Thirty years ago a group of young American business leaders began to convene values-driven entrepreneurs, investors, and capacity builders as a way to help catalyze a burgeoning impact movement. In the years to come others followed suit: dozens of conferences showcasing business innovations that were both financially sustainable and beneficial for society and the environment began to sprout — both as a response to Reagan-era consumerism and “Greed is Good” mentality, and as a declaration that business could be a force for good.
Founders of pioneering conferences, such as Social Venture Network (SVN) and Investors’ Circle, sparked a new way of thinking about the purpose of convening. They also incubated and inspired the creation of a new crop of impact-focused conferences and networks, including Net Impact and B Lab, that have spread innovative business ideas across the globe and emboldened a new generation of impact-focused business leaders over the past decades.

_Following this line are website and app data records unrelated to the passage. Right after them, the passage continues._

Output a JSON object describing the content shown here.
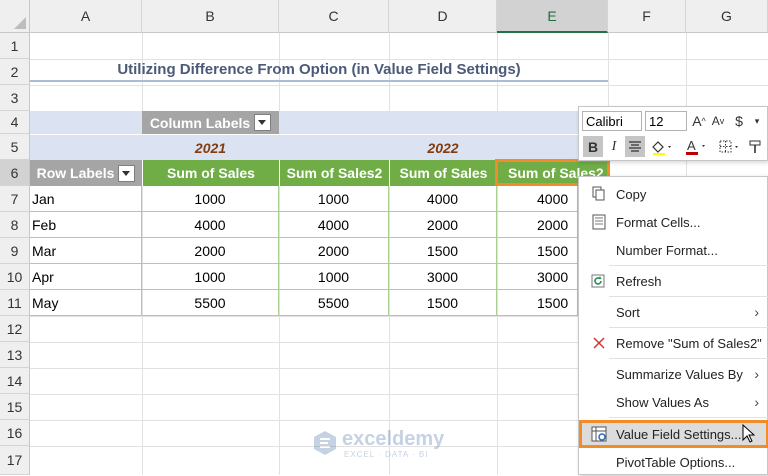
{
  "columns": [
    "A",
    "B",
    "C",
    "D",
    "E",
    "F",
    "G"
  ],
  "rows": [
    "1",
    "2",
    "3",
    "4",
    "5",
    "6",
    "7",
    "8",
    "9",
    "10",
    "11",
    "12",
    "13",
    "14",
    "15",
    "16",
    "17"
  ],
  "title": "Utilizing Difference From Option (in Value Field Settings)",
  "pivot": {
    "column_labels": "Column Labels",
    "year1": "2021",
    "year2": "2022",
    "row_labels": "Row Labels",
    "headers": [
      "Sum of Sales",
      "Sum of Sales2",
      "Sum of Sales",
      "Sum of Sales2"
    ],
    "data": [
      {
        "label": "Jan",
        "values": [
          "1000",
          "1000",
          "4000",
          "4000"
        ]
      },
      {
        "label": "Feb",
        "values": [
          "4000",
          "4000",
          "2000",
          "2000"
        ]
      },
      {
        "label": "Mar",
        "values": [
          "2000",
          "2000",
          "1500",
          "1500"
        ]
      },
      {
        "label": "Apr",
        "values": [
          "1000",
          "1000",
          "3000",
          "3000"
        ]
      },
      {
        "label": "May",
        "values": [
          "5500",
          "5500",
          "1500",
          "1500"
        ]
      }
    ]
  },
  "mini_toolbar": {
    "font": "Calibri",
    "size": "12",
    "grow": "A",
    "shrink": "A",
    "currency": "$",
    "percent": "%",
    "bold": "B",
    "italic": "I"
  },
  "menu": {
    "copy": "Copy",
    "format_cells": "Format Cells...",
    "number_format": "Number Format...",
    "refresh": "Refresh",
    "sort": "Sort",
    "remove": "Remove \"Sum of Sales2\"",
    "summarize": "Summarize Values By",
    "show_values": "Show Values As",
    "value_field_settings": "Value Field Settings...",
    "pivot_options": "PivotTable Options..."
  },
  "watermark": {
    "name": "exceldemy",
    "tagline": "EXCEL · DATA · BI"
  },
  "colors": {
    "highlight": "#f28c28",
    "pivot_green": "#70ad47",
    "pivot_blue": "#dbe3f3",
    "excel_green": "#217346"
  }
}
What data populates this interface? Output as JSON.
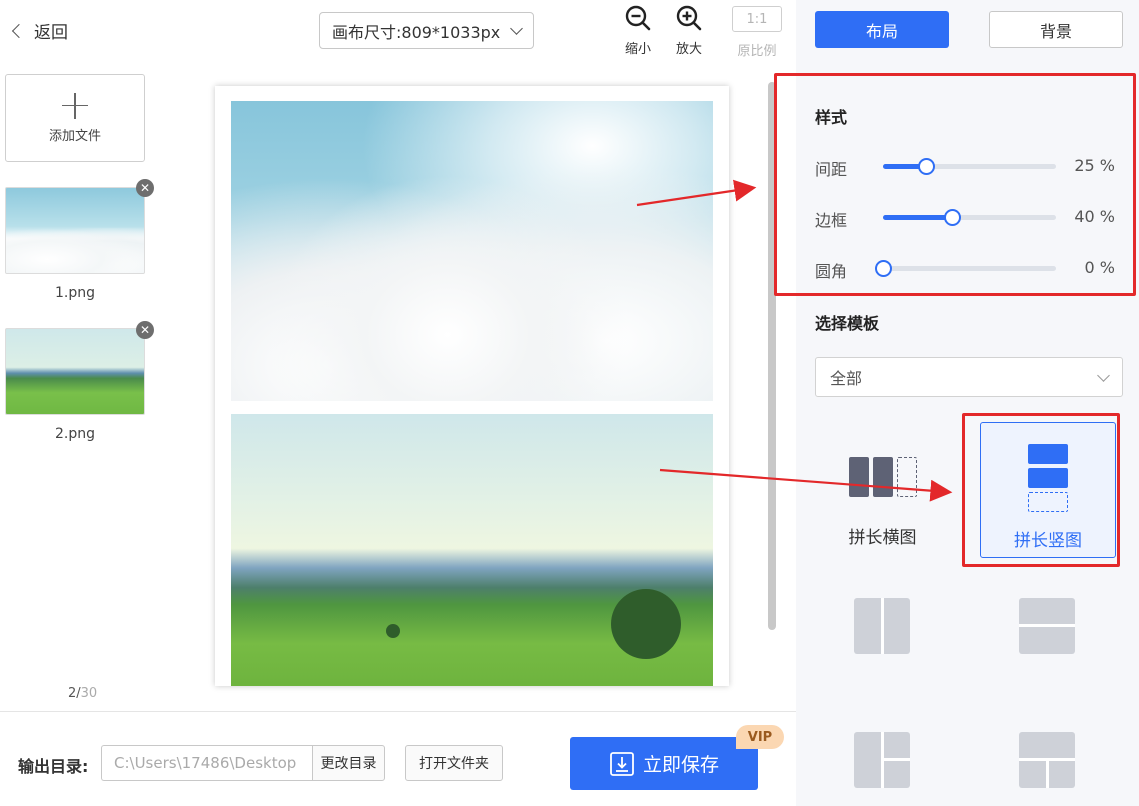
{
  "header": {
    "back_label": "返回",
    "canvas_size": "画布尺寸:809*1033px",
    "zoom_out_label": "缩小",
    "zoom_in_label": "放大",
    "ratio_button": "1:1",
    "ratio_label": "原比例"
  },
  "files": {
    "add_label": "添加文件",
    "items": [
      {
        "name": "1.png"
      },
      {
        "name": "2.png"
      }
    ],
    "page_current": "2/",
    "page_total": "30"
  },
  "bottom": {
    "output_label": "输出目录:",
    "output_path": "C:\\Users\\17486\\Desktop",
    "change_dir_label": "更改目录",
    "open_folder_label": "打开文件夹",
    "save_label": "立即保存",
    "vip_label": "VIP"
  },
  "right_panel": {
    "tabs": [
      {
        "label": "布局",
        "active": true
      },
      {
        "label": "背景",
        "active": false
      }
    ],
    "style_title": "样式",
    "sliders": [
      {
        "label": "间距",
        "value": 25,
        "unit": "%"
      },
      {
        "label": "边框",
        "value": 40,
        "unit": "%"
      },
      {
        "label": "圆角",
        "value": 0,
        "unit": "%"
      }
    ],
    "template_title": "选择模板",
    "template_filter": "全部",
    "templates": [
      {
        "label": "拼长横图",
        "selected": false
      },
      {
        "label": "拼长竖图",
        "selected": true
      }
    ]
  },
  "colors": {
    "accent": "#2f6ef5",
    "highlight": "#e3282a",
    "icon_gray": "#ced1d8"
  }
}
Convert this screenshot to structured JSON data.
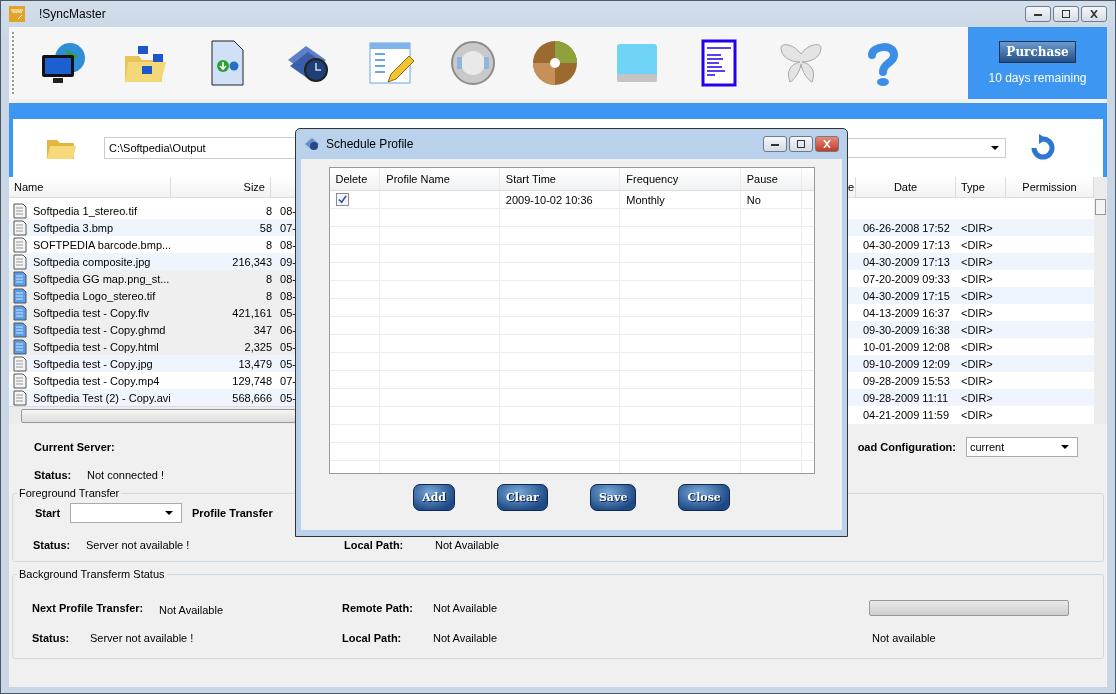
{
  "window": {
    "title": "!SyncMaster"
  },
  "purchase": {
    "button": "Purchase",
    "note": "10 days remaining"
  },
  "local_pane": {
    "path": "C:\\Softpedia\\Output",
    "columns": [
      "Name",
      "Size"
    ],
    "rows": [
      {
        "name": "Softpedia 1_stereo.tif",
        "size": "8",
        "column_3": "08-",
        "selected": false
      },
      {
        "name": "Softpedia 3.bmp",
        "size": "58",
        "column_3": "07-",
        "selected": false
      },
      {
        "name": "SOFTPEDIA barcode.bmp...",
        "size": "8",
        "column_3": "08-",
        "selected": false
      },
      {
        "name": "Softpedia composite.jpg",
        "size": "216,343",
        "column_3": "09-",
        "selected": false
      },
      {
        "name": "Softpedia GG map.png_st...",
        "size": "8",
        "column_3": "08-",
        "selected": true
      },
      {
        "name": "Softpedia Logo_stereo.tif",
        "size": "8",
        "column_3": "08-",
        "selected": true
      },
      {
        "name": "Softpedia test - Copy.flv",
        "size": "421,161",
        "column_3": "05-",
        "selected": true
      },
      {
        "name": "Softpedia test - Copy.ghmd",
        "size": "347",
        "column_3": "06-",
        "selected": true
      },
      {
        "name": "Softpedia test - Copy.html",
        "size": "2,325",
        "column_3": "05-",
        "selected": true
      },
      {
        "name": "Softpedia test - Copy.jpg",
        "size": "13,479",
        "column_3": "05-",
        "selected": false
      },
      {
        "name": "Softpedia test - Copy.mp4",
        "size": "129,748",
        "column_3": "07-",
        "selected": false
      },
      {
        "name": "Softpedia Test (2) - Copy.avi",
        "size": "568,666",
        "column_3": "05-",
        "selected": false
      }
    ]
  },
  "remote_pane": {
    "columns": [
      "e",
      "Date",
      "Type",
      "Permission"
    ],
    "rows": [
      {
        "date": "06-26-2008 17:52",
        "type": "<DIR>"
      },
      {
        "date": "04-30-2009 17:13",
        "type": "<DIR>"
      },
      {
        "date": "04-30-2009 17:13",
        "type": "<DIR>"
      },
      {
        "date": "07-20-2009 09:33",
        "type": "<DIR>"
      },
      {
        "date": "04-30-2009 17:15",
        "type": "<DIR>"
      },
      {
        "date": "04-13-2009 16:37",
        "type": "<DIR>"
      },
      {
        "date": "09-30-2009 16:38",
        "type": "<DIR>"
      },
      {
        "date": "10-01-2009 12:08",
        "type": "<DIR>"
      },
      {
        "date": "09-10-2009 12:09",
        "type": "<DIR>"
      },
      {
        "date": "09-28-2009 15:53",
        "type": "<DIR>"
      },
      {
        "date": "09-28-2009 11:11",
        "type": "<DIR>"
      },
      {
        "date": "04-21-2009 11:59",
        "type": "<DIR>"
      }
    ]
  },
  "connection": {
    "current_server_label": "Current Server:",
    "status_label": "Status:",
    "status": "Not connected !",
    "load_configuration_label": "oad Configuration:",
    "load_configuration": "current"
  },
  "foreground": {
    "title": "Foreground Transfer",
    "start_label": "Start",
    "profile_transfer_label": "Profile Transfer",
    "status_label": "Status:",
    "status": "Server not available !",
    "local_path_label": "Local Path:",
    "local_path": "Not Available"
  },
  "background": {
    "title": "Background Transferm Status",
    "next_label": "Next Profile Transfer:",
    "next": "Not Available",
    "remote_path_label": "Remote Path:",
    "remote_path": "Not Available",
    "status_label": "Status:",
    "status": "Server not available !",
    "local_path_label": "Local Path:",
    "local_path": "Not Available",
    "progress": {
      "level": 0
    },
    "progress_text": "Not available"
  },
  "dialog": {
    "title": "Schedule Profile",
    "columns": [
      "Delete",
      "Profile Name",
      "Start Time",
      "Frequency",
      "Pause"
    ],
    "rows": [
      {
        "delete": true,
        "start_time": "2009-10-02 10:36",
        "frequency": "Monthly",
        "pause": "No"
      }
    ],
    "buttons": [
      "Add",
      "Clear",
      "Save",
      "Close"
    ]
  }
}
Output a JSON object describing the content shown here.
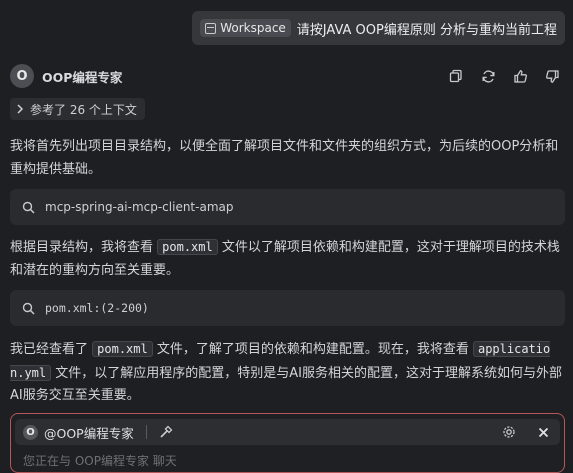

The role that convenings — that is, in-person conferences, summits, forums, seminars, and workshops — have played in building and shaping the impact ecosystem is the focus of a recently published Conveners.org online report. The report highlights the history of the impact convening movement, as well as provides a data-based analysis of current convening trends. Below are three insights and recommendations based on supplemental research conducted for the report; we hope that these insights, combined with findings shared in the report, can help advance the convening ecosystem conversation and lead to greater impact.